[Collection entries]

--- START ---

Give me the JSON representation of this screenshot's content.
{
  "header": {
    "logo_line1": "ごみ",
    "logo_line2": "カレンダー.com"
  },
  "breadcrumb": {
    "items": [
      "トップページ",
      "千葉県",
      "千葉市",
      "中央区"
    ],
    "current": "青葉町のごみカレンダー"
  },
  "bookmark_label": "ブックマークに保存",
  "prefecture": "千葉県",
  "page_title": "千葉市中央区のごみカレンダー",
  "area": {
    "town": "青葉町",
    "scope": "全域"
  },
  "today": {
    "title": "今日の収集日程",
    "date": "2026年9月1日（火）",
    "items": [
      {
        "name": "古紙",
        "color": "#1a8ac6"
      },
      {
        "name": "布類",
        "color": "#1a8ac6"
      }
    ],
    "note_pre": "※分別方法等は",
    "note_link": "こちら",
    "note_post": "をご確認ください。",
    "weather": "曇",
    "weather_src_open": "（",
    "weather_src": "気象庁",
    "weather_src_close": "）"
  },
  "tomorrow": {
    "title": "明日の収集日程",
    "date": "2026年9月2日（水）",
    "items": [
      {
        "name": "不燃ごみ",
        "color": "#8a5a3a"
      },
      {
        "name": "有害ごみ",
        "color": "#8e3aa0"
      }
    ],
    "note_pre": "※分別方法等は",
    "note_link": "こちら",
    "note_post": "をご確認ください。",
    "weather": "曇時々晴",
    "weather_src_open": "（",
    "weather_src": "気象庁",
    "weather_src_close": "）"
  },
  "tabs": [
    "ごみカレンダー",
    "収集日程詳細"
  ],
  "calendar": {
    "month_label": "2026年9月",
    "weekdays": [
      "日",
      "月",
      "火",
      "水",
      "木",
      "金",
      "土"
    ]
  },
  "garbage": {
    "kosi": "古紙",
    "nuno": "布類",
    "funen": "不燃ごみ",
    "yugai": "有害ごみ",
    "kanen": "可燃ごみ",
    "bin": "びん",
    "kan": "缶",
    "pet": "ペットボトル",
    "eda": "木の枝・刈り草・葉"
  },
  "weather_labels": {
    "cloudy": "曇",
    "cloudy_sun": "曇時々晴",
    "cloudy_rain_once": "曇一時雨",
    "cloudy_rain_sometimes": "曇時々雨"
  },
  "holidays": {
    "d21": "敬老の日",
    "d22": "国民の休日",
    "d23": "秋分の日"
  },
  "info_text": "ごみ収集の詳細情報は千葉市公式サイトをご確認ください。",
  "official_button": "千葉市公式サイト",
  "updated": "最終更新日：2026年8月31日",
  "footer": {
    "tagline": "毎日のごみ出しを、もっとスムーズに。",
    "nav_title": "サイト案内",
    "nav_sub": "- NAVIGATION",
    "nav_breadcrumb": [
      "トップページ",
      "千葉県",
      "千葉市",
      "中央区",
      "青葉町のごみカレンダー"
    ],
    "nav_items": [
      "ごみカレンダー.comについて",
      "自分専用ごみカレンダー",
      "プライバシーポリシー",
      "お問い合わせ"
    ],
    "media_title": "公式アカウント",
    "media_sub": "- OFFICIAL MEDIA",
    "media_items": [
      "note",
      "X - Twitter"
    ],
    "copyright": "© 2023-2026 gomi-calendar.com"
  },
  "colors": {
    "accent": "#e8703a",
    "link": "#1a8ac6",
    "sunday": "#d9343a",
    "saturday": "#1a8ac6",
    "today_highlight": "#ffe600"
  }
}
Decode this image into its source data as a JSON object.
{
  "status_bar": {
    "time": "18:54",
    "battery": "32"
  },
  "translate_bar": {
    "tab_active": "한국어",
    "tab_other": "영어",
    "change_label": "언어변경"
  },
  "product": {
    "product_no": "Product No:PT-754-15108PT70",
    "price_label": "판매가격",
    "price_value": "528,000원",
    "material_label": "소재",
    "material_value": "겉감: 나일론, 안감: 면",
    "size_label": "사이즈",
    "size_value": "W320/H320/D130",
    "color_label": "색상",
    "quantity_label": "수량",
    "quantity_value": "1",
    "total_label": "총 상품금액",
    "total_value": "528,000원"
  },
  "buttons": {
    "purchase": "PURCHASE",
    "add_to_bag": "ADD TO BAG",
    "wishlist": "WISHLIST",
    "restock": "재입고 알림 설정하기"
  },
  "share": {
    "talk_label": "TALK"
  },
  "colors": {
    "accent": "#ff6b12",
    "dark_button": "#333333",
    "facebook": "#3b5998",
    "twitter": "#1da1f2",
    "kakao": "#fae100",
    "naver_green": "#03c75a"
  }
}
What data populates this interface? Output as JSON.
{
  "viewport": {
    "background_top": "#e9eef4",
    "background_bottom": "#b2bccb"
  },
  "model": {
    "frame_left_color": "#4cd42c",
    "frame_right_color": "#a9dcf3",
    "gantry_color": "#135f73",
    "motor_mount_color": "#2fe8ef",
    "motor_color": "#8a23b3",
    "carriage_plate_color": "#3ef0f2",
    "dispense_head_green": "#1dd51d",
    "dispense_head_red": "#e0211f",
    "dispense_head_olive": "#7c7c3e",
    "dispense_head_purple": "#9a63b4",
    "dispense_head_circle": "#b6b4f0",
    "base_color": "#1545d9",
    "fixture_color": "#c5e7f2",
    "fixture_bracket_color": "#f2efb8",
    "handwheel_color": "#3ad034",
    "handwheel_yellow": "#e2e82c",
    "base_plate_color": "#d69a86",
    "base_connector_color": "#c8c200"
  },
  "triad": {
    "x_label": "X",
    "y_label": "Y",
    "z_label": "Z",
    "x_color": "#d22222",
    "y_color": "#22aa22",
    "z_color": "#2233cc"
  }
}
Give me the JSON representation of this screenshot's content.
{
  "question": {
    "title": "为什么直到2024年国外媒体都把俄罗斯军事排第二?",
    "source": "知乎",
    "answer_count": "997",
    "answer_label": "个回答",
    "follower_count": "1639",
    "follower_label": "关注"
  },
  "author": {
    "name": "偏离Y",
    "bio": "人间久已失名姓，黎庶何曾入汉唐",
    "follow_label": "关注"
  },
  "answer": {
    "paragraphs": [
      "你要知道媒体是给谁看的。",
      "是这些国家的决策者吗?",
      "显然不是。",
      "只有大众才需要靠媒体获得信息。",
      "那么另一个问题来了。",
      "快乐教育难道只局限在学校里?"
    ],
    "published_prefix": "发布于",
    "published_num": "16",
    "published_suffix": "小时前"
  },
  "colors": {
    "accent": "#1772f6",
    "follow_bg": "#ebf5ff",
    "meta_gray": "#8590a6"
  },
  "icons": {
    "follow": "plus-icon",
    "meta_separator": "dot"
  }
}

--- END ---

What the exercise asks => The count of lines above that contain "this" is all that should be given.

The completed task => 4